◆ **WORK ORDER**: For the entries that appear below, write out the exact text and omit the pictures.

◆ **RECORDS SHOWN**:

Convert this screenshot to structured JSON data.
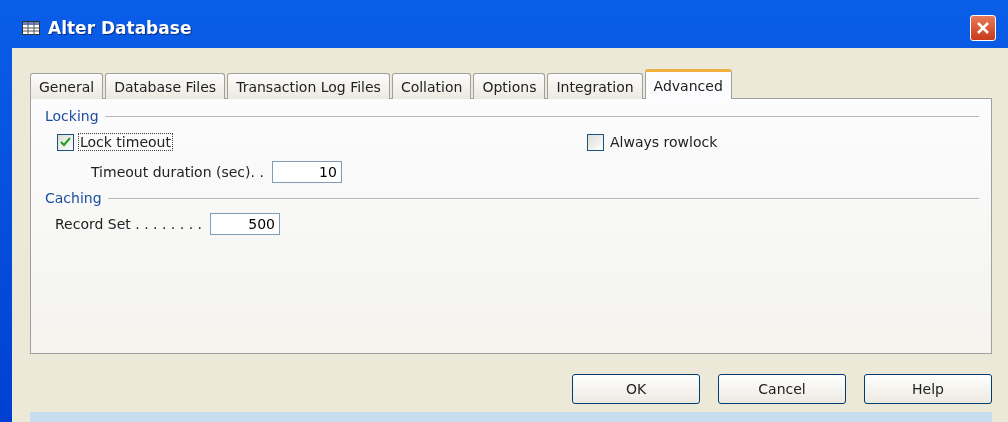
{
  "window": {
    "title": "Alter Database"
  },
  "tabs": [
    {
      "label": "General",
      "selected": false
    },
    {
      "label": "Database Files",
      "selected": false
    },
    {
      "label": "Transaction Log Files",
      "selected": false
    },
    {
      "label": "Collation",
      "selected": false
    },
    {
      "label": "Options",
      "selected": false
    },
    {
      "label": "Integration",
      "selected": false
    },
    {
      "label": "Advanced",
      "selected": true
    }
  ],
  "locking": {
    "heading": "Locking",
    "lock_timeout": {
      "label": "Lock timeout",
      "checked": true
    },
    "always_rowlock": {
      "label": "Always rowlock",
      "checked": false
    },
    "timeout_duration": {
      "label": "Timeout duration (sec). .",
      "value": "10"
    }
  },
  "caching": {
    "heading": "Caching",
    "record_set": {
      "label": "Record Set . . . . . . . .",
      "value": "500"
    }
  },
  "buttons": [
    "OK",
    "Cancel",
    "Help"
  ]
}
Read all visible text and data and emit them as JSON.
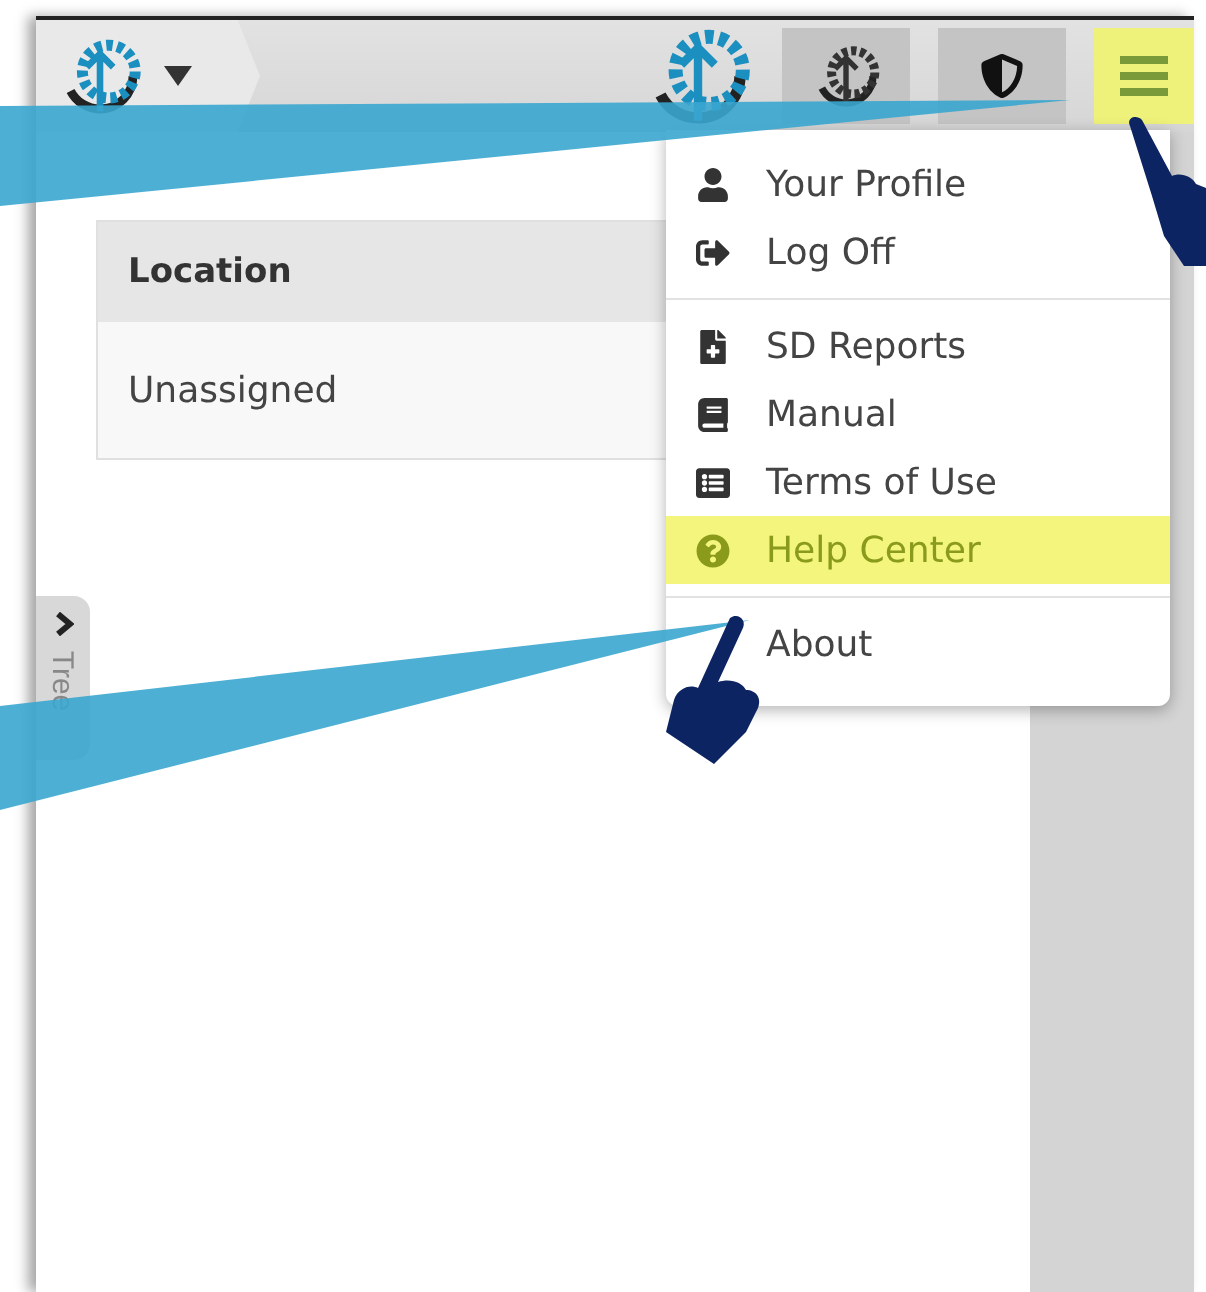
{
  "header": {
    "hamburger": {
      "highlighted": true
    }
  },
  "table": {
    "columns": [
      "Location"
    ],
    "rows": [
      [
        "Unassigned"
      ]
    ]
  },
  "tree_tab": {
    "label": "Tree"
  },
  "menu": {
    "sections": [
      [
        {
          "label": "Your Profile",
          "highlighted": false
        },
        {
          "label": "Log Off",
          "highlighted": false
        }
      ],
      [
        {
          "label": "SD Reports",
          "highlighted": false
        },
        {
          "label": "Manual",
          "highlighted": false
        },
        {
          "label": "Terms of Use",
          "highlighted": false
        },
        {
          "label": "Help Center",
          "highlighted": true
        }
      ],
      [
        {
          "label": "About",
          "highlighted": false
        }
      ]
    ]
  }
}
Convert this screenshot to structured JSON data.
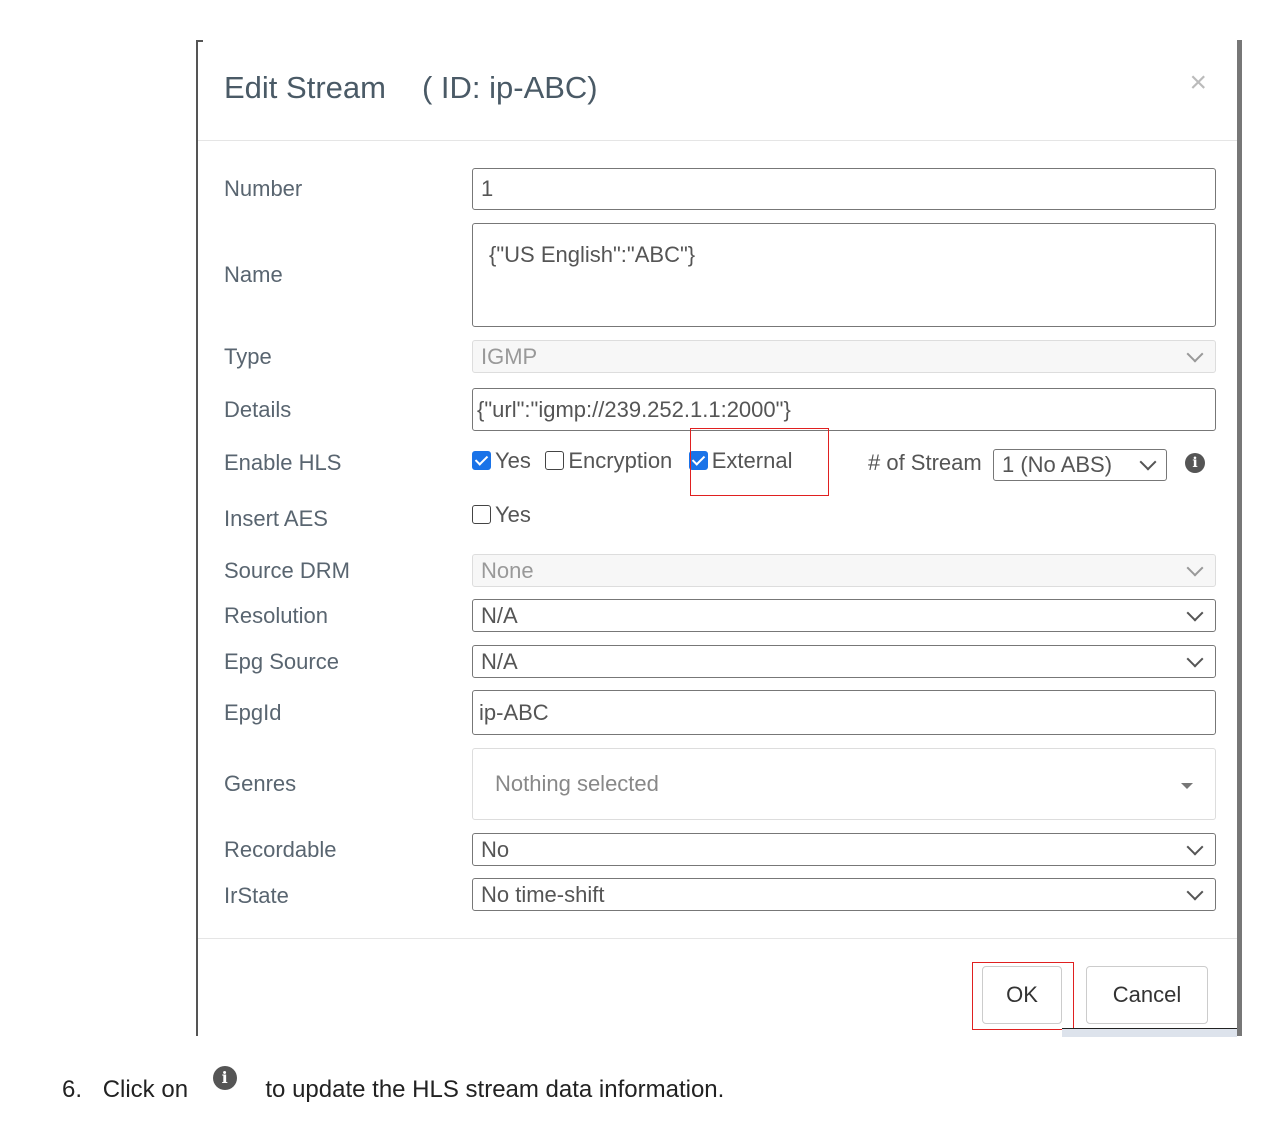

◆ **EXERCISE ANSWER**:
Convert this screenshot to structured JSON data.
{
  "window": {
    "title": "Alter Database"
  },
  "tabs": [
    {
      "label": "General",
      "selected": false
    },
    {
      "label": "Database Files",
      "selected": false
    },
    {
      "label": "Transaction Log Files",
      "selected": false
    },
    {
      "label": "Collation",
      "selected": false
    },
    {
      "label": "Options",
      "selected": false
    },
    {
      "label": "Integration",
      "selected": false
    },
    {
      "label": "Advanced",
      "selected": true
    }
  ],
  "locking": {
    "heading": "Locking",
    "lock_timeout": {
      "label": "Lock timeout",
      "checked": true
    },
    "always_rowlock": {
      "label": "Always rowlock",
      "checked": false
    },
    "timeout_duration": {
      "label": "Timeout duration (sec). .",
      "value": "10"
    }
  },
  "caching": {
    "heading": "Caching",
    "record_set": {
      "label": "Record Set . . . . . . . .",
      "value": "500"
    }
  },
  "buttons": [
    "OK",
    "Cancel",
    "Help"
  ]
}
Read all visible text and data and emit them as JSON.
{
  "header": {
    "hamburger": {
      "highlighted": true
    }
  },
  "table": {
    "columns": [
      "Location"
    ],
    "rows": [
      [
        "Unassigned"
      ]
    ]
  },
  "tree_tab": {
    "label": "Tree"
  },
  "menu": {
    "sections": [
      [
        {
          "label": "Your Profile",
          "highlighted": false
        },
        {
          "label": "Log Off",
          "highlighted": false
        }
      ],
      [
        {
          "label": "SD Reports",
          "highlighted": false
        },
        {
          "label": "Manual",
          "highlighted": false
        },
        {
          "label": "Terms of Use",
          "highlighted": false
        },
        {
          "label": "Help Center",
          "highlighted": true
        }
      ],
      [
        {
          "label": "About",
          "highlighted": false
        }
      ]
    ]
  }
}
Convert this screenshot to structured JSON data.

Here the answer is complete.